§ EXERCISE
Print the records below word for word, but leave out the pictures.

(DATA RECORDS Opens)

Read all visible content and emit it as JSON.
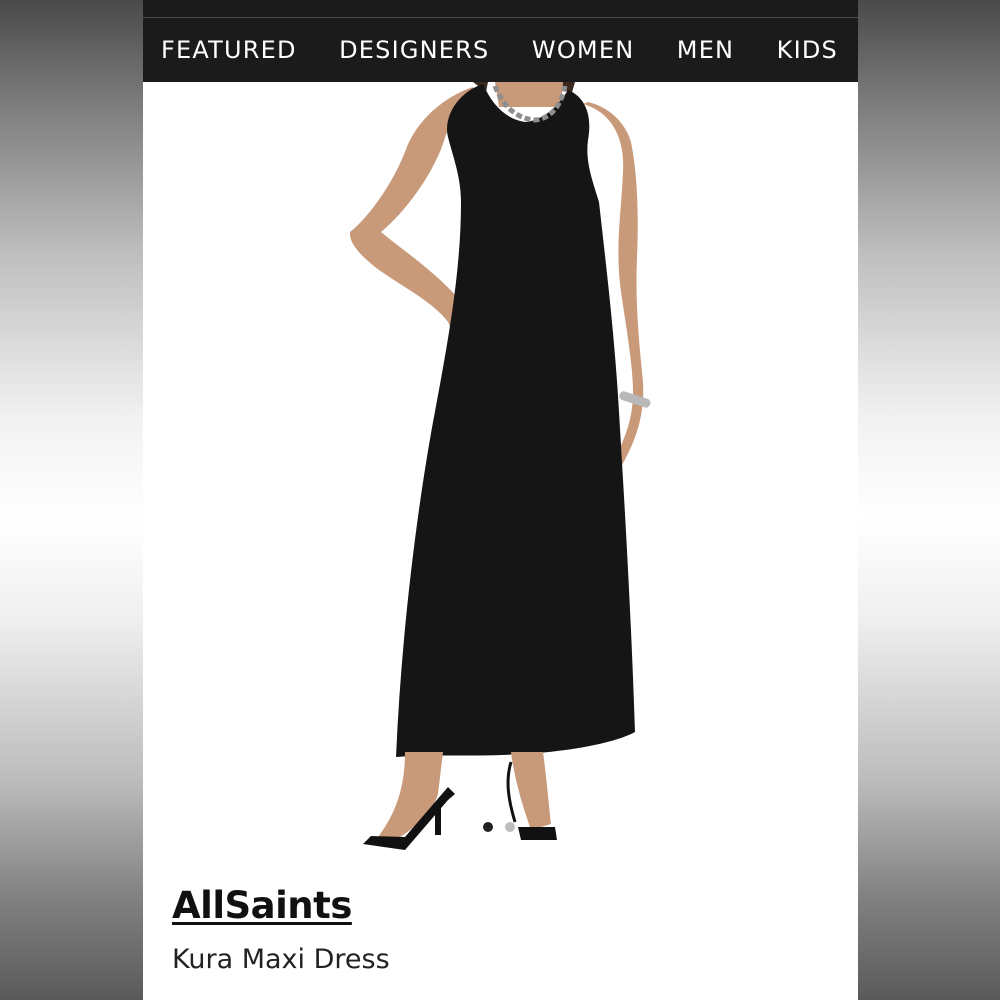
{
  "nav": {
    "items": [
      {
        "label": "FEATURED"
      },
      {
        "label": "DESIGNERS"
      },
      {
        "label": "WOMEN"
      },
      {
        "label": "MEN"
      },
      {
        "label": "KIDS"
      }
    ]
  },
  "gallery": {
    "image_subject": "dress-photo",
    "dot_count": 2,
    "active_dot_index": 0,
    "active_dot_color": "#222222",
    "inactive_dot_color": "#bdbdbd"
  },
  "product": {
    "brand": "AllSaints",
    "name": "Kura Maxi Dress"
  },
  "colors": {
    "nav_bg": "#1b1b1b",
    "nav_text": "#ffffff",
    "dress": "#151515",
    "skin": "#c99a7a"
  }
}
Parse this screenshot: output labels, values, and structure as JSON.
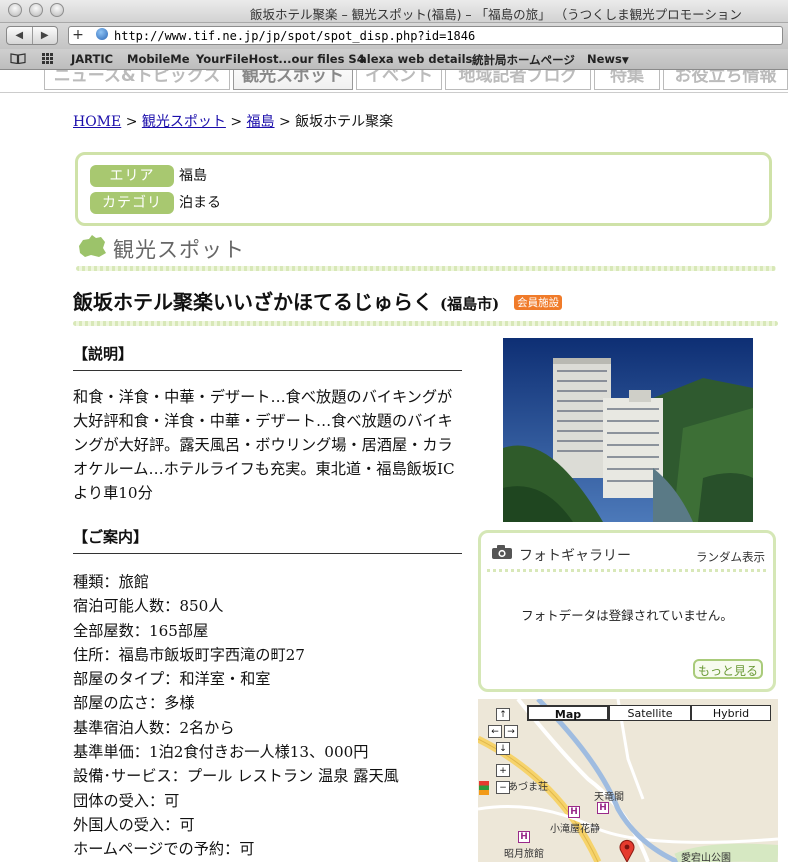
{
  "window": {
    "title": "飯坂ホテル聚楽 – 観光スポット(福島) – 「福島の旅」 （うつくしま観光プロモーション"
  },
  "toolbar": {
    "url": "http://www.tif.ne.jp/jp/spot/spot_disp.php?id=1846"
  },
  "bookmarks": [
    "JARTIC",
    "MobileMe",
    "YourFileHost...our files S4",
    "alexa web details",
    "統計局ホームページ",
    "News"
  ],
  "site_nav": [
    "ニュース&トピックス",
    "観光スポット",
    "イベント",
    "地域記者ブログ",
    "特集",
    "お役立ち情報"
  ],
  "breadcrumb": {
    "home": "HOME",
    "sep": " > ",
    "spots": "観光スポット",
    "area": "福島",
    "current": "飯坂ホテル聚楽"
  },
  "info": {
    "area_label": "エリア",
    "area_value": "福島",
    "category_label": "カテゴリ",
    "category_value": "泊まる"
  },
  "section": {
    "spot_title": "観光スポット"
  },
  "spot": {
    "name": "飯坂ホテル聚楽いいざかほてるじゅらく",
    "pref": "(福島市)",
    "badge": "会員施設",
    "desc_heading": "【説明】",
    "description": "和食・洋食・中華・デザート…食べ放題のバイキングが大好評和食・洋食・中華・デザート…食べ放題のバイキングが大好評。露天風呂・ボウリング場・居酒屋・カラオケルーム…ホテルライフも充実。東北道・福島飯坂ICより車10分",
    "guide_heading": "【ご案内】",
    "guide": [
      "種類：旅館",
      "宿泊可能人数：850人",
      "全部屋数：165部屋",
      "住所：福島市飯坂町字西滝の町27",
      "部屋のタイプ：和洋室・和室",
      "部屋の広さ：多様",
      "基準宿泊人数：2名から",
      "基準単価：1泊2食付きお一人様13、000円",
      "設備･サービス：プール レストラン 温泉 露天風",
      "団体の受入：可",
      "外国人の受入：可",
      "ホームページでの予約：可"
    ]
  },
  "gallery": {
    "title": "フォトギャラリー",
    "random": "ランダム表示",
    "empty": "フォトデータは登録されていません。",
    "more": "もっと見る"
  },
  "map": {
    "types": [
      "Map",
      "Satellite",
      "Hybrid"
    ],
    "labels": {
      "tenryukaku": "天竜閣",
      "azumaso": "あづま荘",
      "kotakibana": "小滝屋花静",
      "shogetsu": "昭月旅館",
      "atagoyama": "愛宕山公園"
    }
  },
  "colors": {
    "green_pill": "#a8c870",
    "border_green": "#cfe2a8",
    "badge_orange": "#f07b2a",
    "link": "#1a0dab"
  }
}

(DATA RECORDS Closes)

§ EXERCISE RESPONSE
Read all visible content and emit it as JSON.
{
  "nav": {
    "items": [
      {
        "label": "FEATURED"
      },
      {
        "label": "DESIGNERS"
      },
      {
        "label": "WOMEN"
      },
      {
        "label": "MEN"
      },
      {
        "label": "KIDS"
      }
    ]
  },
  "gallery": {
    "image_subject": "dress-photo",
    "dot_count": 2,
    "active_dot_index": 0,
    "active_dot_color": "#222222",
    "inactive_dot_color": "#bdbdbd"
  },
  "product": {
    "brand": "AllSaints",
    "name": "Kura Maxi Dress"
  },
  "colors": {
    "nav_bg": "#1b1b1b",
    "nav_text": "#ffffff",
    "dress": "#151515",
    "skin": "#c99a7a"
  }
}
Parse this screenshot: output labels, values, and structure as JSON.
{
  "window": {
    "title": "飯坂ホテル聚楽 – 観光スポット(福島) – 「福島の旅」 （うつくしま観光プロモーション"
  },
  "toolbar": {
    "url": "http://www.tif.ne.jp/jp/spot/spot_disp.php?id=1846"
  },
  "bookmarks": [
    "JARTIC",
    "MobileMe",
    "YourFileHost...our files S4",
    "alexa web details",
    "統計局ホームページ",
    "News"
  ],
  "site_nav": [
    "ニュース&トピックス",
    "観光スポット",
    "イベント",
    "地域記者ブログ",
    "特集",
    "お役立ち情報"
  ],
  "breadcrumb": {
    "home": "HOME",
    "sep": " > ",
    "spots": "観光スポット",
    "area": "福島",
    "current": "飯坂ホテル聚楽"
  },
  "info": {
    "area_label": "エリア",
    "area_value": "福島",
    "category_label": "カテゴリ",
    "category_value": "泊まる"
  },
  "section": {
    "spot_title": "観光スポット"
  },
  "spot": {
    "name": "飯坂ホテル聚楽いいざかほてるじゅらく",
    "pref": "(福島市)",
    "badge": "会員施設",
    "desc_heading": "【説明】",
    "description": "和食・洋食・中華・デザート…食べ放題のバイキングが大好評和食・洋食・中華・デザート…食べ放題のバイキングが大好評。露天風呂・ボウリング場・居酒屋・カラオケルーム…ホテルライフも充実。東北道・福島飯坂ICより車10分",
    "guide_heading": "【ご案内】",
    "guide": [
      "種類：旅館",
      "宿泊可能人数：850人",
      "全部屋数：165部屋",
      "住所：福島市飯坂町字西滝の町27",
      "部屋のタイプ：和洋室・和室",
      "部屋の広さ：多様",
      "基準宿泊人数：2名から",
      "基準単価：1泊2食付きお一人様13、000円",
      "設備･サービス：プール レストラン 温泉 露天風",
      "団体の受入：可",
      "外国人の受入：可",
      "ホームページでの予約：可"
    ]
  },
  "gallery": {
    "title": "フォトギャラリー",
    "random": "ランダム表示",
    "empty": "フォトデータは登録されていません。",
    "more": "もっと見る"
  },
  "map": {
    "types": [
      "Map",
      "Satellite",
      "Hybrid"
    ],
    "labels": {
      "tenryukaku": "天竜閣",
      "azumaso": "あづま荘",
      "kotakibana": "小滝屋花静",
      "shogetsu": "昭月旅館",
      "atagoyama": "愛宕山公園"
    }
  },
  "colors": {
    "green_pill": "#a8c870",
    "border_green": "#cfe2a8",
    "badge_orange": "#f07b2a",
    "link": "#1a0dab"
  }
}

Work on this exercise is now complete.